PROBLEM STATEMENT:
Within the records, which lines hold the string "March"? Report each one by copying it.

SUPPLIED RECORDS:
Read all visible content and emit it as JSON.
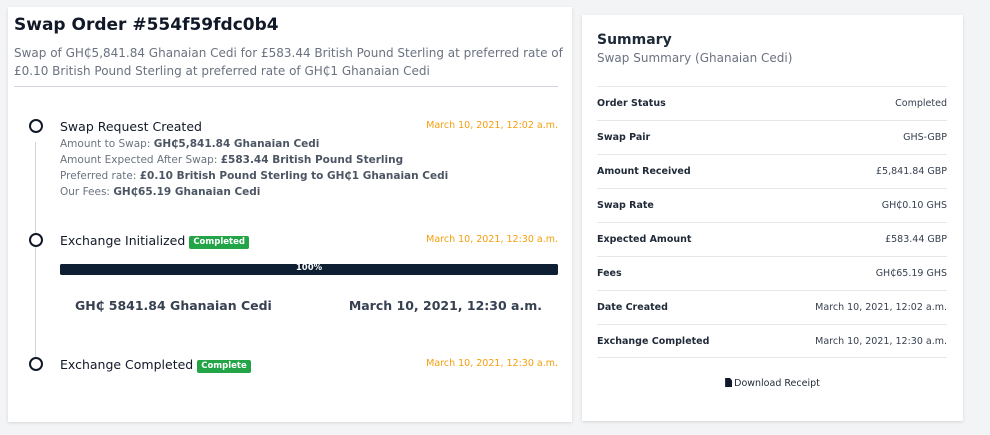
{
  "order": {
    "title": "Swap Order #554f59fdc0b4",
    "subtitle": "Swap of GH₵5,841.84 Ghanaian Cedi for £583.44 British Pound Sterling at preferred rate of £0.10 British Pound Sterling at preferred rate of GH₵1 Ghanaian Cedi"
  },
  "timeline": {
    "step1": {
      "title": "Swap Request Created",
      "time": "March 10, 2021, 12:02 a.m.",
      "details": [
        {
          "label": "Amount to Swap: ",
          "value": "GH₵5,841.84 Ghanaian Cedi"
        },
        {
          "label": "Amount Expected After Swap: ",
          "value": "£583.44 British Pound Sterling"
        },
        {
          "label": "Preferred rate: ",
          "value": "£0.10 British Pound Sterling to GH₵1 Ghanaian Cedi"
        },
        {
          "label": "Our Fees: ",
          "value": "GH₵65.19 Ghanaian Cedi"
        }
      ]
    },
    "step2": {
      "title": "Exchange Initialized",
      "badge": "Completed",
      "time": "March 10, 2021, 12:30 a.m.",
      "progress_label": "100%",
      "progress_value": 1.0,
      "amount": "GH₵ 5841.84 Ghanaian Cedi",
      "date": "March 10, 2021, 12:30 a.m."
    },
    "step3": {
      "title": "Exchange Completed",
      "badge": "Complete",
      "time": "March 10, 2021, 12:30 a.m."
    }
  },
  "summary": {
    "title": "Summary",
    "subtitle": "Swap Summary (Ghanaian Cedi)",
    "rows": [
      {
        "label": "Order Status",
        "value": "Completed"
      },
      {
        "label": "Swap Pair",
        "value": "GHS-GBP"
      },
      {
        "label": "Amount Received",
        "value": "£5,841.84 GBP"
      },
      {
        "label": "Swap Rate",
        "value": "GH₵0.10 GHS"
      },
      {
        "label": "Expected Amount",
        "value": "£583.44 GBP"
      },
      {
        "label": "Fees",
        "value": "GH₵65.19 GHS"
      },
      {
        "label": "Date Created",
        "value": "March 10, 2021, 12:02 a.m."
      },
      {
        "label": "Exchange Completed",
        "value": "March 10, 2021, 12:30 a.m."
      }
    ],
    "download_label": "Download Receipt"
  },
  "colors": {
    "accent_orange": "#f59e0b",
    "badge_green": "#22a447",
    "progress_navy": "#0f1f33"
  }
}
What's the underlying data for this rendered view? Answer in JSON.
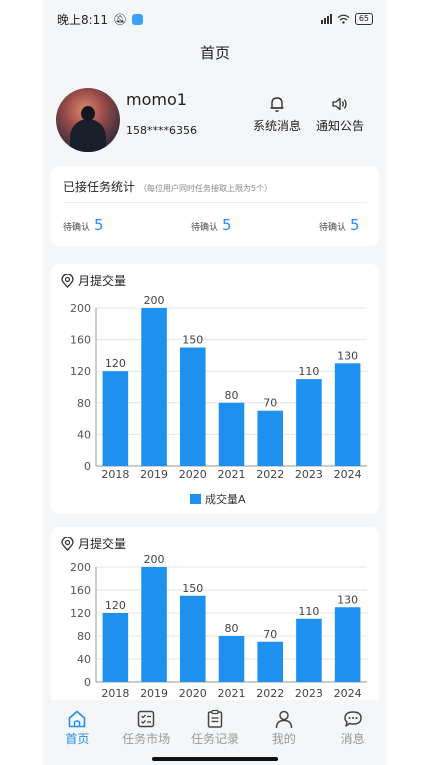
{
  "status_bar": {
    "time": "晚上8:11",
    "battery": "65"
  },
  "header": {
    "title": "首页"
  },
  "profile": {
    "username": "momo1",
    "phone": "158****6356",
    "system_msg": "系统消息",
    "notice": "通知公告"
  },
  "stats": {
    "title": "已接任务统计",
    "note": "（每位用户同时任务接取上限为5个）",
    "items": [
      {
        "label": "待确认",
        "value": "5"
      },
      {
        "label": "待确认",
        "value": "5"
      },
      {
        "label": "待确认",
        "value": "5"
      }
    ]
  },
  "charts": [
    {
      "title": "月提交量"
    },
    {
      "title": "月提交量"
    }
  ],
  "chart_data": [
    {
      "type": "bar",
      "categories": [
        "2018",
        "2019",
        "2020",
        "2021",
        "2022",
        "2023",
        "2024"
      ],
      "series": [
        {
          "name": "成交量A",
          "values": [
            120,
            200,
            150,
            80,
            70,
            110,
            130
          ]
        }
      ],
      "ylim": [
        0,
        200
      ],
      "yticks": [
        0,
        40,
        80,
        120,
        160,
        200
      ],
      "color": "#1e90f0",
      "legend_position": "bottom-center",
      "grid": true
    },
    {
      "type": "bar",
      "categories": [
        "2018",
        "2019",
        "2020",
        "2021",
        "2022",
        "2023",
        "2024"
      ],
      "series": [
        {
          "values": [
            120,
            200,
            150,
            80,
            70,
            110,
            130
          ]
        }
      ],
      "ylim": [
        0,
        200
      ],
      "yticks": [
        0,
        40,
        80,
        120,
        160,
        200
      ],
      "color": "#1e90f0",
      "grid": true
    }
  ],
  "tabs": [
    {
      "label": "首页",
      "icon": "home-icon",
      "active": true
    },
    {
      "label": "任务市场",
      "icon": "market-icon",
      "active": false
    },
    {
      "label": "任务记录",
      "icon": "record-icon",
      "active": false
    },
    {
      "label": "我的",
      "icon": "user-icon",
      "active": false
    },
    {
      "label": "消息",
      "icon": "message-icon",
      "active": false
    }
  ]
}
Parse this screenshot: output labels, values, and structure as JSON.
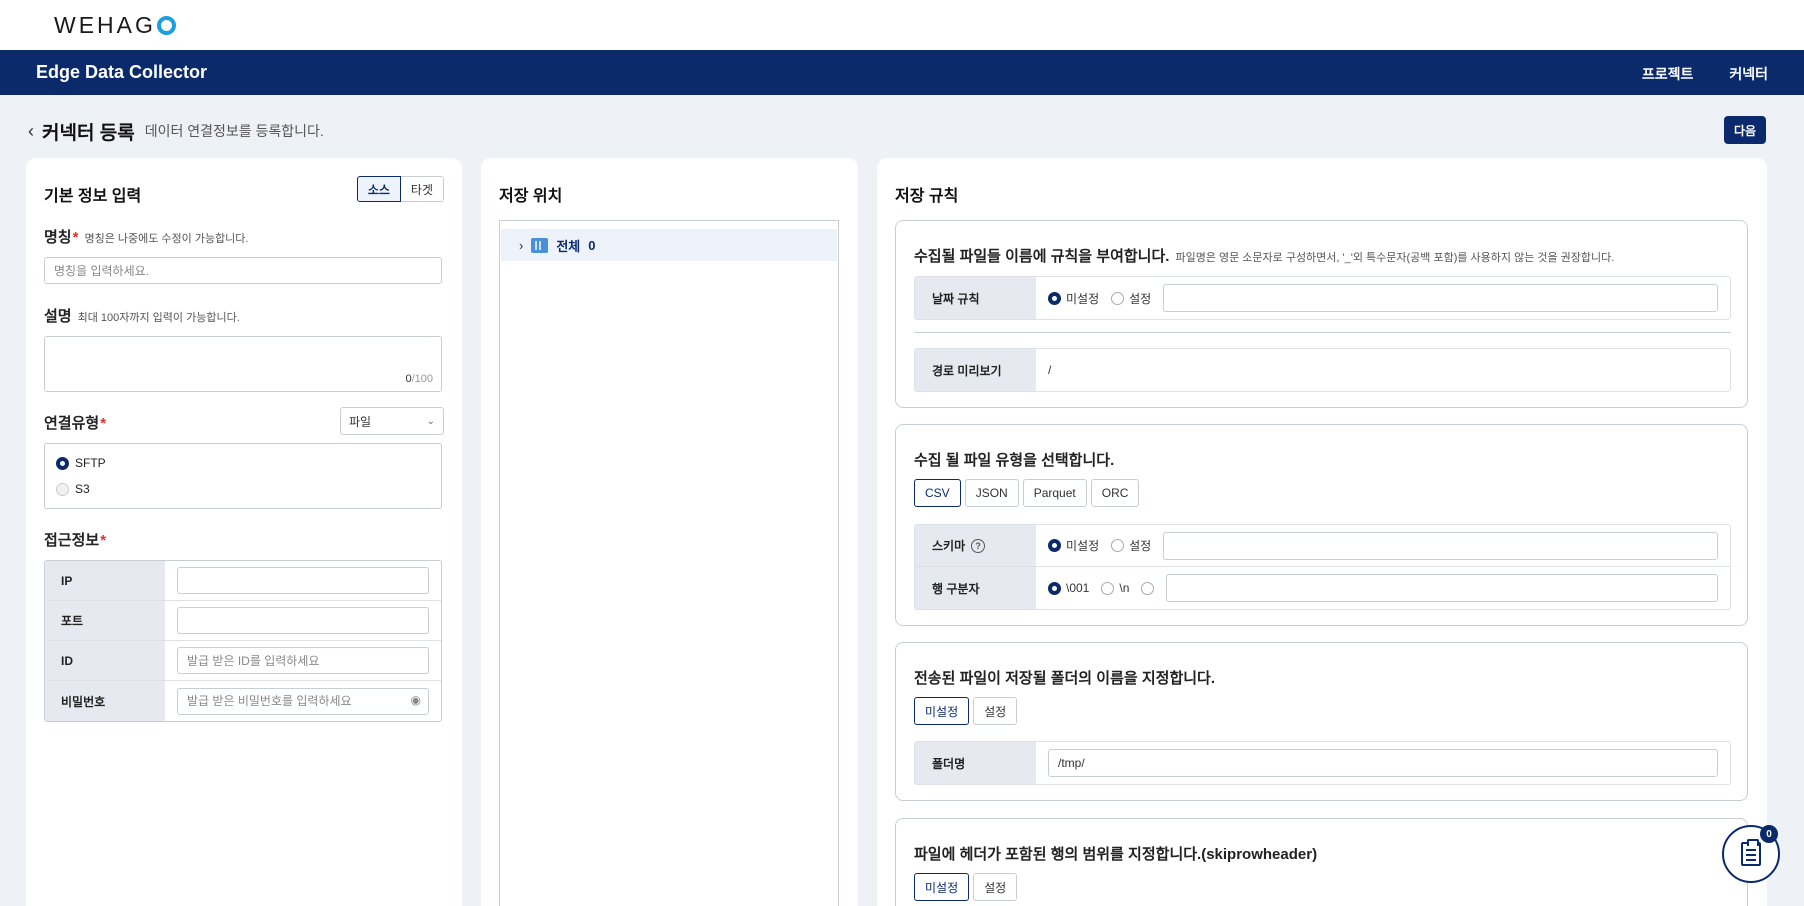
{
  "brand": {
    "logo_text": "WEHAG"
  },
  "navbar": {
    "title": "Edge Data Collector",
    "menu": [
      "프로젝트",
      "커넥터"
    ]
  },
  "page": {
    "title": "커넥터 등록",
    "subtitle": "데이터 연결정보를 등록합니다.",
    "next_label": "다음"
  },
  "basic": {
    "title": "기본 정보 입력",
    "toggle": [
      "소스",
      "타겟"
    ],
    "name_label": "명칭",
    "name_hint": "명칭은 나중에도 수정이 가능합니다.",
    "name_placeholder": "명칭을 입력하세요.",
    "desc_label": "설명",
    "desc_hint": "최대 100자까지 입력이 가능합니다.",
    "desc_count": "0",
    "desc_max": "/100",
    "conn_label": "연결유형",
    "conn_select": "파일",
    "conn_options": [
      "SFTP",
      "S3"
    ],
    "access_label": "접근정보",
    "access_rows": [
      {
        "key": "IP",
        "placeholder": ""
      },
      {
        "key": "포트",
        "placeholder": ""
      },
      {
        "key": "ID",
        "placeholder": "발급 받은 ID를 입력하세요"
      },
      {
        "key": "비밀번호",
        "placeholder": "발급 받은 비밀번호를 입력하세요"
      }
    ]
  },
  "storage": {
    "title": "저장 위치",
    "tree_label": "전체",
    "tree_count": "0"
  },
  "rules": {
    "title": "저장 규칙",
    "filename": {
      "title": "수집될 파일들 이름에 규칙을 부여합니다.",
      "hint": "파일명은 영문 소문자로 구성하면서, '_'외 특수문자(공백 포함)를 사용하지 않는 것을 권장합니다.",
      "date_rule_label": "날짜 규칙",
      "opt_unset": "미설정",
      "opt_set": "설정",
      "preview_label": "경로 미리보기",
      "preview_value": "/"
    },
    "filetype": {
      "title": "수집 될 파일 유형을 선택합니다.",
      "types": [
        "CSV",
        "JSON",
        "Parquet",
        "ORC"
      ],
      "schema_label": "스키마",
      "help_glyph": "?",
      "opt_unset": "미설정",
      "opt_set": "설정",
      "row_sep_label": "행 구분자",
      "row_sep_opts": [
        "\\001",
        "\\n"
      ]
    },
    "folder": {
      "title": "전송된 파일이 저장될 폴더의 이름을 지정합니다.",
      "toggle": [
        "미설정",
        "설정"
      ],
      "folder_label": "폴더명",
      "folder_value": "/tmp/"
    },
    "skiprow": {
      "title": "파일에 헤더가 포함된 행의 범위를 지정합니다.(skiprowheader)",
      "toggle": [
        "미설정",
        "설정"
      ]
    }
  },
  "fab": {
    "badge": "0"
  },
  "colors": {
    "brand": "#0a2a6b",
    "logo_accent": "#1aa0e0",
    "required": "#e03030"
  }
}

SOLUTION:
      "time": "March 10, 2021, 12:02 a.m.",
      "time": "March 10, 2021, 12:30 a.m.",
      "date": "March 10, 2021, 12:30 a.m."
      "time": "March 10, 2021, 12:30 a.m."
        "value": "March 10, 2021, 12:02 a.m."
        "value": "March 10, 2021, 12:30 a.m."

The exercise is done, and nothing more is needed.